You are very concerned about time, and I encourage you to allow things to take time. Every fiction writer I know has additional income streams—a Patreon, a partner’s income, freelance editing, freelance journalism, even writing catalog copy—because it’s extremely rare for someone to be able to make a living on fiction alone. Putting time and effort into building up three or four ways to make connections and make money is how you establish a solid foundation for a writing career. It’s much more practical than putting all your eggs in one novel-shaped basket and then being a basket case while gatekeepers decide your fate.
And let’s not discount joy. If what you enjoy is doing three things at once, then do three things at once! Why not? Yes, writing and revising novels takes years, especially when you’re new to it. Yes, RPG careers are not thick on the ground. Yes, blogging can feel less real or important or fun than creating fiction.

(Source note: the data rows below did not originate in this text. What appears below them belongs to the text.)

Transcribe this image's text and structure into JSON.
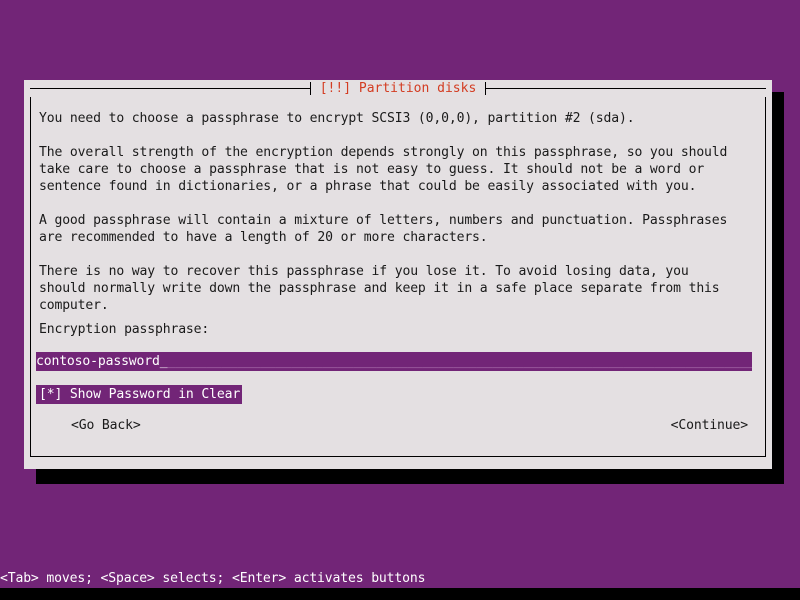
{
  "screen": {
    "background_color": "#722577",
    "panel_color": "#e4e0e2",
    "accent_color": "#d33c22",
    "highlight_color": "#722577"
  },
  "dialog": {
    "title": "[!!] Partition disks",
    "paragraphs": [
      "You need to choose a passphrase to encrypt SCSI3 (0,0,0), partition #2 (sda).",
      "The overall strength of the encryption depends strongly on this passphrase, so you should\ntake care to choose a passphrase that is not easy to guess. It should not be a word or\nsentence found in dictionaries, or a phrase that could be easily associated with you.",
      "A good passphrase will contain a mixture of letters, numbers and punctuation. Passphrases\nare recommended to have a length of 20 or more characters.",
      "There is no way to recover this passphrase if you lose it. To avoid losing data, you\nshould normally write down the passphrase and keep it in a safe place separate from this\ncomputer."
    ],
    "field": {
      "label": "Encryption passphrase:",
      "value": "contoso-password",
      "cursor": "_",
      "fill": "____________________________________________________________________________"
    },
    "checkbox": {
      "marker": "[*]",
      "label": "Show Password in Clear",
      "checked": "true",
      "text": "[*] Show Password in Clear"
    },
    "buttons": {
      "back": "<Go Back>",
      "continue": "<Continue>"
    }
  },
  "status": {
    "hint": "<Tab> moves; <Space> selects; <Enter> activates buttons"
  }
}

But those truths aren’t reasons to turn away from what you enjoy. Following your joy, fiercely and with determination, is what will get you places where you get to do more of what you enjoy. That tends to be what feels like success, regardless of whether it reaches your or anyone’s (constantly moving) goalposts.
You’re early in your career; take the long view, and realize that you’re going to spend decades at this. There will be ups and downs and big checks and difficult struggles. What gets you through the harder times is remembering that you’re doing this because you love it. You say that fun and relaxation have to give way to the drive toward success. I say that there is no success without fun and relaxation.
If you stay stuck in this mindset, you will never feel as though you’ve done enough to justify enjoying your life. I urge you to work with a therapist to understand what’s underneath this desperate, anxious yearning for publication, and then do whatever you can to let go of that and focus on the part of this that is under your control: choosing to spend your time and energy creating art in ways that feel satisfying and right.
I wish you happy writing now and for a very long time to come.